**EXERCISE**
Without skipping anything, print all of the data exactly.

[Element data from apps and pages]

BEGIN

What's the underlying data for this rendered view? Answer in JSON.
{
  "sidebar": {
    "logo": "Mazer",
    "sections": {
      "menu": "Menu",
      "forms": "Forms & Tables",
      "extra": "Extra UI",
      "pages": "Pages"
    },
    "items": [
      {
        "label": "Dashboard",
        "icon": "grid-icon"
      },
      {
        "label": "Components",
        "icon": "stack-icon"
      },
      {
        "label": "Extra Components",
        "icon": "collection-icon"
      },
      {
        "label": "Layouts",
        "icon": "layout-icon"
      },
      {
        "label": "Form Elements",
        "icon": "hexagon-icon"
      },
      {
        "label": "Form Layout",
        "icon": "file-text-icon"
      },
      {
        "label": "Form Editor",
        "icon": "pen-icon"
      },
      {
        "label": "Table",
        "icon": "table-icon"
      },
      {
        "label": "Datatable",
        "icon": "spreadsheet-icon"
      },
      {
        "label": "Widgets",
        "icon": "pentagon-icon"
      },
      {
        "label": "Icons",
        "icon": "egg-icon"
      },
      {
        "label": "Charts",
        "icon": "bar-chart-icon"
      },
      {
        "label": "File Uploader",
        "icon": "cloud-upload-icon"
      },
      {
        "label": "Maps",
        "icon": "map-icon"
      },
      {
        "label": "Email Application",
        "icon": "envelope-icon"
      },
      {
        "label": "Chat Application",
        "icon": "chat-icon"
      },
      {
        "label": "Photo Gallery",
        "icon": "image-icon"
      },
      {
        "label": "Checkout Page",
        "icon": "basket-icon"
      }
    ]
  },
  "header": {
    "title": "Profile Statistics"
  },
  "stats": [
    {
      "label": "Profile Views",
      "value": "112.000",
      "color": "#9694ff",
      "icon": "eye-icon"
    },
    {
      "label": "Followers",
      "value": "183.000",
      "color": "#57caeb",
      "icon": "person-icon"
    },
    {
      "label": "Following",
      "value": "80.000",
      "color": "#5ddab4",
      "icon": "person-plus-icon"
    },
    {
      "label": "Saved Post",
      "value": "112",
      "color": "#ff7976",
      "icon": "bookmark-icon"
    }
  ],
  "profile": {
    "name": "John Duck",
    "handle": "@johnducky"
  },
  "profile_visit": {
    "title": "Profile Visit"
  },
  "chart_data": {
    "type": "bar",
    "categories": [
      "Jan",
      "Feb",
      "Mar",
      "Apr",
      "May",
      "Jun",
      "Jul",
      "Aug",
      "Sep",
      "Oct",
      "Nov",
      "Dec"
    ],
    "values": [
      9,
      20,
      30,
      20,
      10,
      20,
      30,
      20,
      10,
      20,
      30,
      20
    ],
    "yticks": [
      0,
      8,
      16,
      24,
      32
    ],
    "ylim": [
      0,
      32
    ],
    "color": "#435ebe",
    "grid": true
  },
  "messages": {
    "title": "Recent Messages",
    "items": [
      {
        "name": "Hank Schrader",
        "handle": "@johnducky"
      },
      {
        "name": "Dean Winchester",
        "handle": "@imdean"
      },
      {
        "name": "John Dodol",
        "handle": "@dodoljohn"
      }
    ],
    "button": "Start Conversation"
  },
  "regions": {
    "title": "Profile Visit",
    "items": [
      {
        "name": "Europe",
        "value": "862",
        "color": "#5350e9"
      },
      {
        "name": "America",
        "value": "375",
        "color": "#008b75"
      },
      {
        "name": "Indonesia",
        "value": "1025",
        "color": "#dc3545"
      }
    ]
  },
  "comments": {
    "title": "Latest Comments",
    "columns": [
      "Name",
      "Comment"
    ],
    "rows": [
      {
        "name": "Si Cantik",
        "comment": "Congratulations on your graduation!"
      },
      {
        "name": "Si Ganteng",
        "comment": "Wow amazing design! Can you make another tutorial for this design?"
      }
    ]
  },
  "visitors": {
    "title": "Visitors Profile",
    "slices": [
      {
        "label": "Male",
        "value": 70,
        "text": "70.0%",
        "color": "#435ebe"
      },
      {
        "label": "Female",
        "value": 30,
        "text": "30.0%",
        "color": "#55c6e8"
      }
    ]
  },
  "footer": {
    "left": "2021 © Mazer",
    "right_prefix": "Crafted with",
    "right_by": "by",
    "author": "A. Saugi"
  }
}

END

**OUTPUT**
What's the underlying data for this rendered view? Answer in JSON.
{
  "sidebar": {
    "logo": "Mazer",
    "sections": {
      "menu": "Menu",
      "forms": "Forms & Tables",
      "extra": "Extra UI",
      "pages": "Pages"
    },
    "items": [
      {
        "label": "Dashboard",
        "icon": "grid-icon"
      },
      {
        "label": "Components",
        "icon": "stack-icon"
      },
      {
        "label": "Extra Components",
        "icon": "collection-icon"
      },
      {
        "label": "Layouts",
        "icon": "layout-icon"
      },
      {
        "label": "Form Elements",
        "icon": "hexagon-icon"
      },
      {
        "label": "Form Layout",
        "icon": "file-text-icon"
      },
      {
        "label": "Form Editor",
        "icon": "pen-icon"
      },
      {
        "label": "Table",
        "icon": "table-icon"
      },
      {
        "label": "Datatable",
        "icon": "spreadsheet-icon"
      },
      {
        "label": "Widgets",
        "icon": "pentagon-icon"
      },
      {
        "label": "Icons",
        "icon": "egg-icon"
      },
      {
        "label": "Charts",
        "icon": "bar-chart-icon"
      },
      {
        "label": "File Uploader",
        "icon": "cloud-upload-icon"
      },
      {
        "label": "Maps",
        "icon": "map-icon"
      },
      {
        "label": "Email Application",
        "icon": "envelope-icon"
      },
      {
        "label": "Chat Application",
        "icon": "chat-icon"
      },
      {
        "label": "Photo Gallery",
        "icon": "image-icon"
      },
      {
        "label": "Checkout Page",
        "icon": "basket-icon"
      }
    ]
  },
  "header": {
    "title": "Profile Statistics"
  },
  "stats": [
    {
      "label": "Profile Views",
      "value": "112.000",
      "color": "#9694ff",
      "icon": "eye-icon"
    },
    {
      "label": "Followers",
      "value": "183.000",
      "color": "#57caeb",
      "icon": "person-icon"
    },
    {
      "label": "Following",
      "value": "80.000",
      "color": "#5ddab4",
      "icon": "person-plus-icon"
    },
    {
      "label": "Saved Post",
      "value": "112",
      "color": "#ff7976",
      "icon": "bookmark-icon"
    }
  ],
  "profile": {
    "name": "John Duck",
    "handle": "@johnducky"
  },
  "profile_visit": {
    "title": "Profile Visit"
  },
  "chart_data": {
    "type": "bar",
    "categories": [
      "Jan",
      "Feb",
      "Mar",
      "Apr",
      "May",
      "Jun",
      "Jul",
      "Aug",
      "Sep",
      "Oct",
      "Nov",
      "Dec"
    ],
    "values": [
      9,
      20,
      30,
      20,
      10,
      20,
      30,
      20,
      10,
      20,
      30,
      20
    ],
    "yticks": [
      0,
      8,
      16,
      24,
      32
    ],
    "ylim": [
      0,
      32
    ],
    "color": "#435ebe",
    "grid": true
  },
  "messages": {
    "title": "Recent Messages",
    "items": [
      {
        "name": "Hank Schrader",
        "handle": "@johnducky"
      },
      {
        "name": "Dean Winchester",
        "handle": "@imdean"
      },
      {
        "name": "John Dodol",
        "handle": "@dodoljohn"
      }
    ],
    "button": "Start Conversation"
  },
  "regions": {
    "title": "Profile Visit",
    "items": [
      {
        "name": "Europe",
        "value": "862",
        "color": "#5350e9"
      },
      {
        "name": "America",
        "value": "375",
        "color": "#008b75"
      },
      {
        "name": "Indonesia",
        "value": "1025",
        "color": "#dc3545"
      }
    ]
  },
  "comments": {
    "title": "Latest Comments",
    "columns": [
      "Name",
      "Comment"
    ],
    "rows": [
      {
        "name": "Si Cantik",
        "comment": "Congratulations on your graduation!"
      },
      {
        "name": "Si Ganteng",
        "comment": "Wow amazing design! Can you make another tutorial for this design?"
      }
    ]
  },
  "visitors": {
    "title": "Visitors Profile",
    "slices": [
      {
        "label": "Male",
        "value": 70,
        "text": "70.0%",
        "color": "#435ebe"
      },
      {
        "label": "Female",
        "value": 30,
        "text": "30.0%",
        "color": "#55c6e8"
      }
    ]
  },
  "footer": {
    "left": "2021 © Mazer",
    "right_prefix": "Crafted with",
    "right_by": "by",
    "author": "A. Saugi"
  }
}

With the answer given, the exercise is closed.